WHAT THE TASK ASKS: Which lines of the records below contain the string "heading"? Report each of them.
***
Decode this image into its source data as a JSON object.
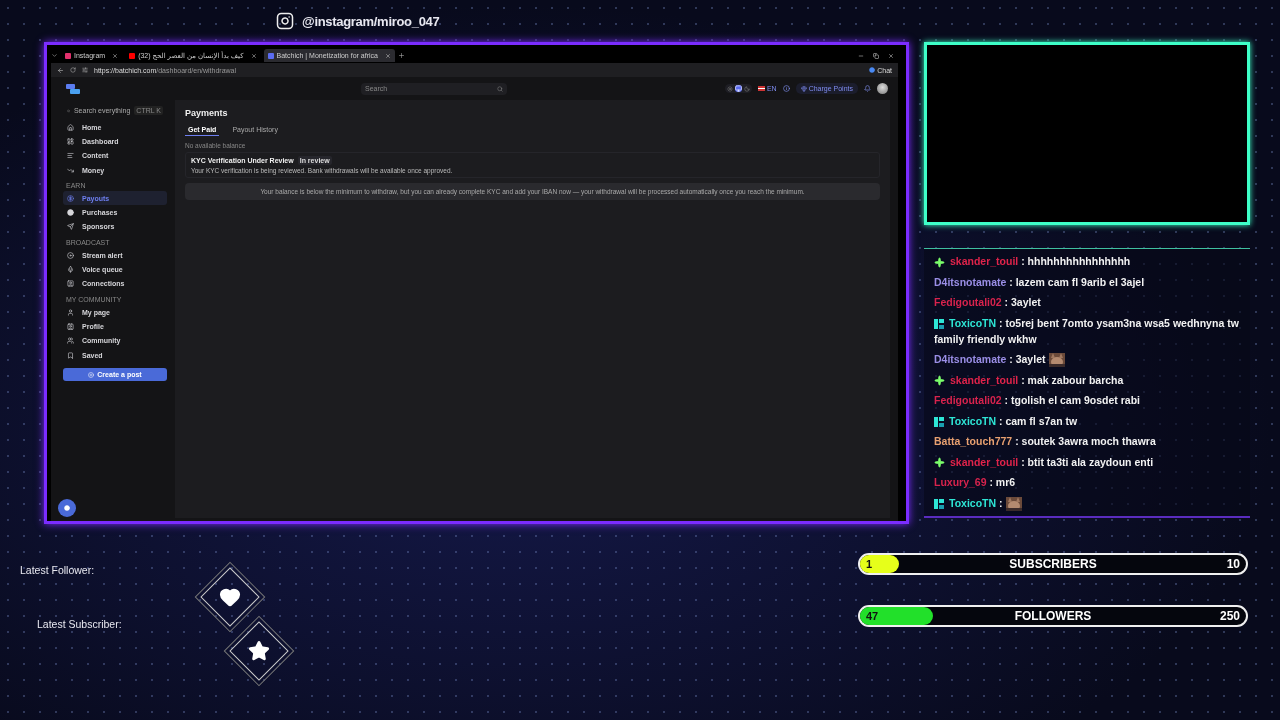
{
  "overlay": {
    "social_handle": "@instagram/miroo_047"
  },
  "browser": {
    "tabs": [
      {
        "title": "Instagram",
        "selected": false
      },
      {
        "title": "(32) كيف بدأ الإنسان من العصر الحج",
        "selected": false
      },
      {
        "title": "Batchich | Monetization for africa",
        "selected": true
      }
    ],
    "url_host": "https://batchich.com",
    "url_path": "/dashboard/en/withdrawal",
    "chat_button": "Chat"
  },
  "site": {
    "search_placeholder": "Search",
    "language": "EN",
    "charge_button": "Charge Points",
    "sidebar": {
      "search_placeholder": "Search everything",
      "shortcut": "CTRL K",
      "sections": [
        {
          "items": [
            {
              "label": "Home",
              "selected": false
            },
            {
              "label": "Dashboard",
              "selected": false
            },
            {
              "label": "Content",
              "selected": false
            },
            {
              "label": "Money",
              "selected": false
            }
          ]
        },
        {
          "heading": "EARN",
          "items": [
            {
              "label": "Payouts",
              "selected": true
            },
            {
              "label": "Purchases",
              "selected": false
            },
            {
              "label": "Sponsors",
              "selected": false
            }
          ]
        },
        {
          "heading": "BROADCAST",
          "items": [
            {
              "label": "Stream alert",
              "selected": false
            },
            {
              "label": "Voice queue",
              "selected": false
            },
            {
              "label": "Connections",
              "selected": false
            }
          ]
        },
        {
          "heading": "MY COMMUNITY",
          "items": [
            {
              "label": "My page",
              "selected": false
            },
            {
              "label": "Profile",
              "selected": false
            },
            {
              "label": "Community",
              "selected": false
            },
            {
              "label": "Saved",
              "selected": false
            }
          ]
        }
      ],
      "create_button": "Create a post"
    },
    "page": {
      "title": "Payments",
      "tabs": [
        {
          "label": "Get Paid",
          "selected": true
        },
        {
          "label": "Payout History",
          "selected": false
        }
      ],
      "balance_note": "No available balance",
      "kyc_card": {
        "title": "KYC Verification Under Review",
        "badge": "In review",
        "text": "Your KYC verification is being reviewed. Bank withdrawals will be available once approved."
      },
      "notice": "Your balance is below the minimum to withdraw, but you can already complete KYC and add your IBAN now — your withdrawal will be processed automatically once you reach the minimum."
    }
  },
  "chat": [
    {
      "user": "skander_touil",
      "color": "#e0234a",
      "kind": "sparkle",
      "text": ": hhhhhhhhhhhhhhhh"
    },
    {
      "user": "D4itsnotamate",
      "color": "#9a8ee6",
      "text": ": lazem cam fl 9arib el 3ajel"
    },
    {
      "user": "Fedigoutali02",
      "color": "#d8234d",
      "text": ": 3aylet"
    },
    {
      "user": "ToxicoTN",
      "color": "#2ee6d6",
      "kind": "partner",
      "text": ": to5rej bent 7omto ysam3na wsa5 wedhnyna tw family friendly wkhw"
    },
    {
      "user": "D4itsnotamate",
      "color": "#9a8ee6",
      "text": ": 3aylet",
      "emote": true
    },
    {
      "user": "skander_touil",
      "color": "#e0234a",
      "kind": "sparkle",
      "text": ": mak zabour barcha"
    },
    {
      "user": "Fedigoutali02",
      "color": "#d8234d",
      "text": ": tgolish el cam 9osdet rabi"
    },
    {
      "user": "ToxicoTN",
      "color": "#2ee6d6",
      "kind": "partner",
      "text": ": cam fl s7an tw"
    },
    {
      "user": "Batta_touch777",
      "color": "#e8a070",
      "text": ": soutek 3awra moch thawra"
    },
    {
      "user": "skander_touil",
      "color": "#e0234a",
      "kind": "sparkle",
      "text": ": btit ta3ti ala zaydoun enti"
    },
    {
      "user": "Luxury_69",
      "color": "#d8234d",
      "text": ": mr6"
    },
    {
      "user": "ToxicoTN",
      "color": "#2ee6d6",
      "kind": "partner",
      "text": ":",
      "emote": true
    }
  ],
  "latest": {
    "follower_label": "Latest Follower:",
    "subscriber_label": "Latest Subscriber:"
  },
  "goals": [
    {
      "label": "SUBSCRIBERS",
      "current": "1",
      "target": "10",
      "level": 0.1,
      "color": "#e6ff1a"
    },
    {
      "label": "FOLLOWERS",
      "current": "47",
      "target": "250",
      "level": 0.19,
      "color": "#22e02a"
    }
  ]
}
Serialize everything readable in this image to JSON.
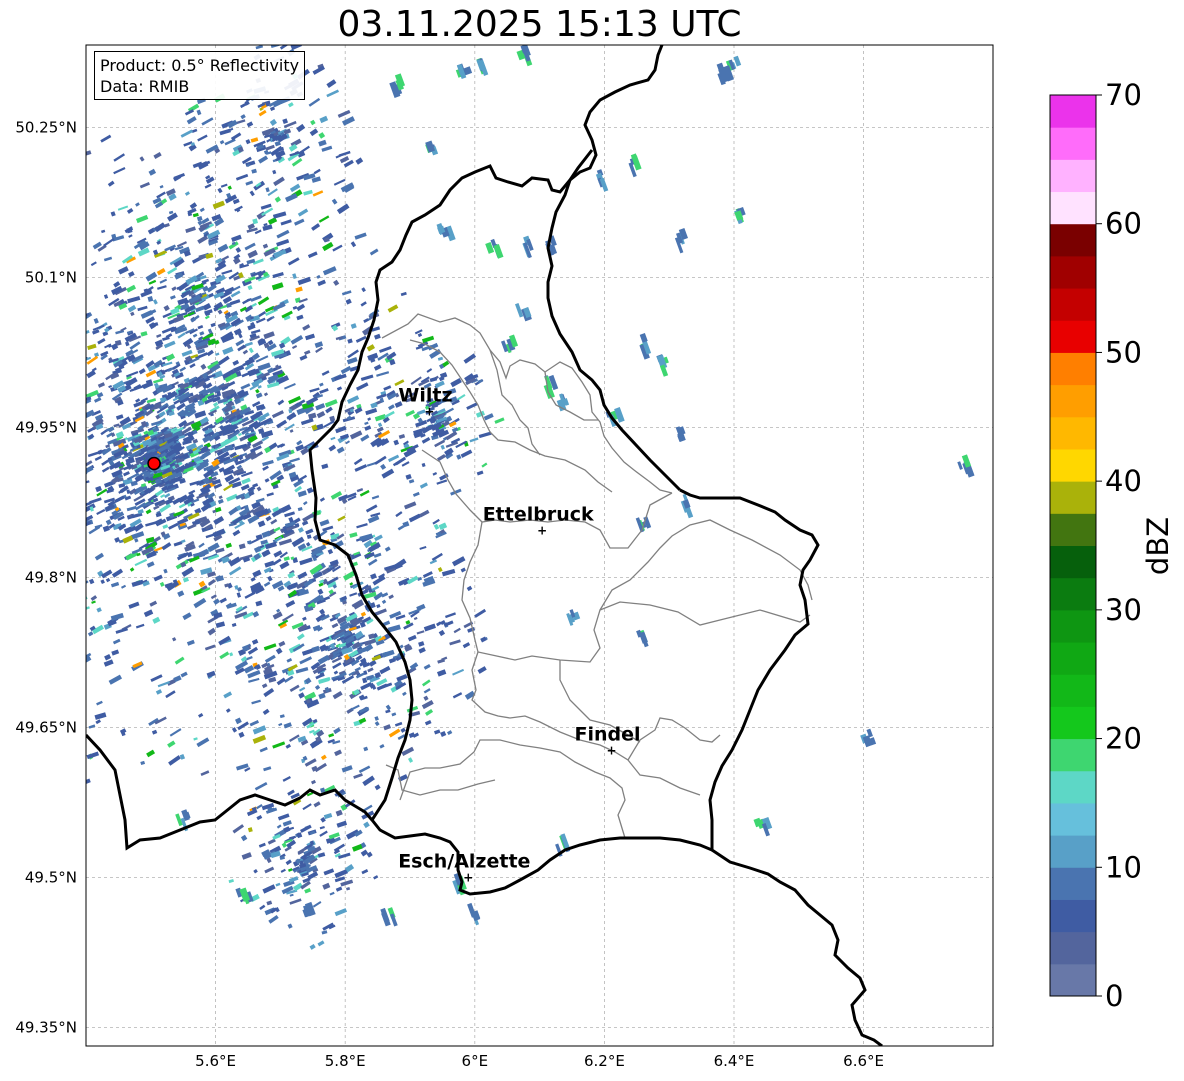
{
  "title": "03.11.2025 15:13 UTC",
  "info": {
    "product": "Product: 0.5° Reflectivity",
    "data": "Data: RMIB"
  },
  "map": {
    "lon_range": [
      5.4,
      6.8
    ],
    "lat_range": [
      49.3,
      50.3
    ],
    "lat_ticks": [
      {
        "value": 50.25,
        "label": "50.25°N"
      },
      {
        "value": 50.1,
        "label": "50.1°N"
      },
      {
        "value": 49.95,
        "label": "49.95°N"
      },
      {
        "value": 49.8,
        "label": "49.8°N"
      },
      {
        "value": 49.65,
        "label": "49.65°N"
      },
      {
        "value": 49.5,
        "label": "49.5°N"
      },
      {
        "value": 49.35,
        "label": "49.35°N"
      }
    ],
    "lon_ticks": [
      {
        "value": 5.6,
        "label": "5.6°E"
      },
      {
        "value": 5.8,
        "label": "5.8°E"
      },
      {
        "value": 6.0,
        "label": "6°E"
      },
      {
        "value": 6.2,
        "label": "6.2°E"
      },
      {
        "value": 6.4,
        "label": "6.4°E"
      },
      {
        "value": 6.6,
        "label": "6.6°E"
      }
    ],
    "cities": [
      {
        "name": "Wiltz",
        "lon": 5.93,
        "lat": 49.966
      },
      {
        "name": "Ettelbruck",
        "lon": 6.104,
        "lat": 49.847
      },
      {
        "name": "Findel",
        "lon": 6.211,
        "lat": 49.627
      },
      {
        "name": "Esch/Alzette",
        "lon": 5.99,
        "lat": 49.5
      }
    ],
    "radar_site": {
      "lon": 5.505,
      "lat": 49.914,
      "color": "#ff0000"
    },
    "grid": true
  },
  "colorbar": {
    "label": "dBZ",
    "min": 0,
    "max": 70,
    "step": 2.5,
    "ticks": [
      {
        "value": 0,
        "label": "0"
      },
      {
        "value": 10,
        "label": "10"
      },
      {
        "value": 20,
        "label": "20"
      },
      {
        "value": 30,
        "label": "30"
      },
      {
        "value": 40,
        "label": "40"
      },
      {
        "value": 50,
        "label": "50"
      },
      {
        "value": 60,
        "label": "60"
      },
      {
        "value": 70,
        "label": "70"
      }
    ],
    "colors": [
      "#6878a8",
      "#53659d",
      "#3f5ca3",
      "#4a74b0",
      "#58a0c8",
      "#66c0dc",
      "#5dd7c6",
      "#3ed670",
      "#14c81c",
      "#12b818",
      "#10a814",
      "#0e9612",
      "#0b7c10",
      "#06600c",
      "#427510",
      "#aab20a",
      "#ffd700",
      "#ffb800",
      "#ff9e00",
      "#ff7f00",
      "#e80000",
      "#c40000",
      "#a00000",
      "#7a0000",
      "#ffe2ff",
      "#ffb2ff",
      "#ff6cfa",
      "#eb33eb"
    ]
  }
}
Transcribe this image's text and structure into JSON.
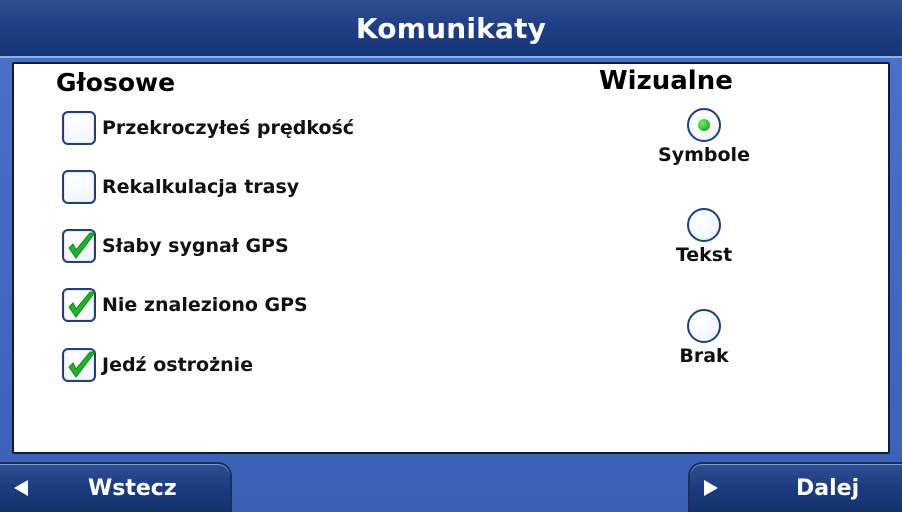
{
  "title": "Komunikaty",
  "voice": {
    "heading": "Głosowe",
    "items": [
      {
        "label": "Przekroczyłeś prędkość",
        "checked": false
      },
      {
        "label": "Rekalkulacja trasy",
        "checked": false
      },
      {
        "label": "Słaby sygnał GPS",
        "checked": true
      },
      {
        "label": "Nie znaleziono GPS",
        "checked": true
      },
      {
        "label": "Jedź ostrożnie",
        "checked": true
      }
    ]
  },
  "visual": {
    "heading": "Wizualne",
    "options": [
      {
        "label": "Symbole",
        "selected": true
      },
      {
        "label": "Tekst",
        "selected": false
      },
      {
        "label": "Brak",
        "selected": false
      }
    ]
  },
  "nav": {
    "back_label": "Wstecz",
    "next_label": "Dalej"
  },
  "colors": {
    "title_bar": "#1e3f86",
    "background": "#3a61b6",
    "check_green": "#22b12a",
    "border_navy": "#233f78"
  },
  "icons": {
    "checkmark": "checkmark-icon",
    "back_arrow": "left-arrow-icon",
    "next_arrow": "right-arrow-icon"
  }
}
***
ANSWER BOX:
          "heading": "EARN",
          "heading": "BROADCAST",
          "heading": "MY COMMUNITY",
    "heading": "Głosowe",
    "heading": "Wizualne",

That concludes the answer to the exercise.